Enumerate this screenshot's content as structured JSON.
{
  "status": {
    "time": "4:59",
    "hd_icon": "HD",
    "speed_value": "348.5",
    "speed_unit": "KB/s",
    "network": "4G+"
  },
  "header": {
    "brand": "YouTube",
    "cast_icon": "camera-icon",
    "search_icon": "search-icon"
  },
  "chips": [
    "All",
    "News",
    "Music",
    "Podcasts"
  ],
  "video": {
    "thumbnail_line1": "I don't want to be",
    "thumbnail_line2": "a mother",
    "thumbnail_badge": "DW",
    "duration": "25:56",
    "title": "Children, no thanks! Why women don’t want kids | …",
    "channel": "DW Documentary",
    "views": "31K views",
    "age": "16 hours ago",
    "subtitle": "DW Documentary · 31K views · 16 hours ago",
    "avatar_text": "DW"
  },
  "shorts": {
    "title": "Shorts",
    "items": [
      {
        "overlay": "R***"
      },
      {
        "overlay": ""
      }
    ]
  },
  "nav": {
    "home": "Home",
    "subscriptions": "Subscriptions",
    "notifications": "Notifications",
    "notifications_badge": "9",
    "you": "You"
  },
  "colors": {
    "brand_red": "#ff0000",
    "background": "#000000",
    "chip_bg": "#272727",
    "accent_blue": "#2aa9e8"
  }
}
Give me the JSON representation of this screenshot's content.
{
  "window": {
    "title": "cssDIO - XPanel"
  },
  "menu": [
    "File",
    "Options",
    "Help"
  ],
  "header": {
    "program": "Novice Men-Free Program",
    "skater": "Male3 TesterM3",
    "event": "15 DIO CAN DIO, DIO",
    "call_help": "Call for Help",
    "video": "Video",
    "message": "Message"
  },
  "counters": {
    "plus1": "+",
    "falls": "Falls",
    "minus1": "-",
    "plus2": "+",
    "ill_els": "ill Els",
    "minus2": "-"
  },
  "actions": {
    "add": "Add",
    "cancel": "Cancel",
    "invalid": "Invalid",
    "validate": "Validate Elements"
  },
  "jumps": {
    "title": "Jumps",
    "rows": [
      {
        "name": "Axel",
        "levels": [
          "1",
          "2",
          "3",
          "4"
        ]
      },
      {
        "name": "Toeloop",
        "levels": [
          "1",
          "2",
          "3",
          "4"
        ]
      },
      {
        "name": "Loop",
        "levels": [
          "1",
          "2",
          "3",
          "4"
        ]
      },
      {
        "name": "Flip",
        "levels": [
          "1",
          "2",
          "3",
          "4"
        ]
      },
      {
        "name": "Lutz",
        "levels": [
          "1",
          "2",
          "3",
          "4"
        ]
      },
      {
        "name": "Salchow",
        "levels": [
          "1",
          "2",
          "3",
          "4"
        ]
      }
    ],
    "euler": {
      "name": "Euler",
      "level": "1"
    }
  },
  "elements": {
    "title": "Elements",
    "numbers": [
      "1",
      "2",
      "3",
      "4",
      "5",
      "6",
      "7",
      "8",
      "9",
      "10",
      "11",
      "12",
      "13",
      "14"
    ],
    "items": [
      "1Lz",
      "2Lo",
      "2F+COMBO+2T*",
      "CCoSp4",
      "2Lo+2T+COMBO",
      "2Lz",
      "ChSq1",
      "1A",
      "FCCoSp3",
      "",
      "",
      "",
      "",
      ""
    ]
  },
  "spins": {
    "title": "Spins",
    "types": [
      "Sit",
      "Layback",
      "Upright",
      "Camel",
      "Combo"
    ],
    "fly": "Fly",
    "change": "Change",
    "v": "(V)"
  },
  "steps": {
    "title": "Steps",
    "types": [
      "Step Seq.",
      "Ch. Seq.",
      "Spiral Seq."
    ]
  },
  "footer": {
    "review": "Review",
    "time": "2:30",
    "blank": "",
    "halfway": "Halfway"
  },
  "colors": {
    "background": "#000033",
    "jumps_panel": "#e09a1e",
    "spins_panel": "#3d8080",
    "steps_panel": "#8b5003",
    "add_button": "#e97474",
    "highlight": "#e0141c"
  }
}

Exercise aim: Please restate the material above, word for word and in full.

Result below:
Enumerate this screenshot's content as structured JSON.
{
  "status": {
    "time": "4:59",
    "hd_icon": "HD",
    "speed_value": "348.5",
    "speed_unit": "KB/s",
    "network": "4G+"
  },
  "header": {
    "brand": "YouTube",
    "cast_icon": "camera-icon",
    "search_icon": "search-icon"
  },
  "chips": [
    "All",
    "News",
    "Music",
    "Podcasts"
  ],
  "video": {
    "thumbnail_line1": "I don't want to be",
    "thumbnail_line2": "a mother",
    "thumbnail_badge": "DW",
    "duration": "25:56",
    "title": "Children, no thanks! Why women don’t want kids | …",
    "channel": "DW Documentary",
    "views": "31K views",
    "age": "16 hours ago",
    "subtitle": "DW Documentary · 31K views · 16 hours ago",
    "avatar_text": "DW"
  },
  "shorts": {
    "title": "Shorts",
    "items": [
      {
        "overlay": "R***"
      },
      {
        "overlay": ""
      }
    ]
  },
  "nav": {
    "home": "Home",
    "subscriptions": "Subscriptions",
    "notifications": "Notifications",
    "notifications_badge": "9",
    "you": "You"
  },
  "colors": {
    "brand_red": "#ff0000",
    "background": "#000000",
    "chip_bg": "#272727",
    "accent_blue": "#2aa9e8"
  }
}
Give me the JSON representation of this screenshot's content.
{
  "window": {
    "title": "cssDIO - XPanel"
  },
  "menu": [
    "File",
    "Options",
    "Help"
  ],
  "header": {
    "program": "Novice Men-Free Program",
    "skater": "Male3 TesterM3",
    "event": "15 DIO CAN DIO, DIO",
    "call_help": "Call for Help",
    "video": "Video",
    "message": "Message"
  },
  "counters": {
    "plus1": "+",
    "falls": "Falls",
    "minus1": "-",
    "plus2": "+",
    "ill_els": "ill Els",
    "minus2": "-"
  },
  "actions": {
    "add": "Add",
    "cancel": "Cancel",
    "invalid": "Invalid",
    "validate": "Validate Elements"
  },
  "jumps": {
    "title": "Jumps",
    "rows": [
      {
        "name": "Axel",
        "levels": [
          "1",
          "2",
          "3",
          "4"
        ]
      },
      {
        "name": "Toeloop",
        "levels": [
          "1",
          "2",
          "3",
          "4"
        ]
      },
      {
        "name": "Loop",
        "levels": [
          "1",
          "2",
          "3",
          "4"
        ]
      },
      {
        "name": "Flip",
        "levels": [
          "1",
          "2",
          "3",
          "4"
        ]
      },
      {
        "name": "Lutz",
        "levels": [
          "1",
          "2",
          "3",
          "4"
        ]
      },
      {
        "name": "Salchow",
        "levels": [
          "1",
          "2",
          "3",
          "4"
        ]
      }
    ],
    "euler": {
      "name": "Euler",
      "level": "1"
    }
  },
  "elements": {
    "title": "Elements",
    "numbers": [
      "1",
      "2",
      "3",
      "4",
      "5",
      "6",
      "7",
      "8",
      "9",
      "10",
      "11",
      "12",
      "13",
      "14"
    ],
    "items": [
      "1Lz",
      "2Lo",
      "2F+COMBO+2T*",
      "CCoSp4",
      "2Lo+2T+COMBO",
      "2Lz",
      "ChSq1",
      "1A",
      "FCCoSp3",
      "",
      "",
      "",
      "",
      ""
    ]
  },
  "spins": {
    "title": "Spins",
    "types": [
      "Sit",
      "Layback",
      "Upright",
      "Camel",
      "Combo"
    ],
    "fly": "Fly",
    "change": "Change",
    "v": "(V)"
  },
  "steps": {
    "title": "Steps",
    "types": [
      "Step Seq.",
      "Ch. Seq.",
      "Spiral Seq."
    ]
  },
  "footer": {
    "review": "Review",
    "time": "2:30",
    "blank": "",
    "halfway": "Halfway"
  },
  "colors": {
    "background": "#000033",
    "jumps_panel": "#e09a1e",
    "spins_panel": "#3d8080",
    "steps_panel": "#8b5003",
    "add_button": "#e97474",
    "highlight": "#e0141c"
  }
}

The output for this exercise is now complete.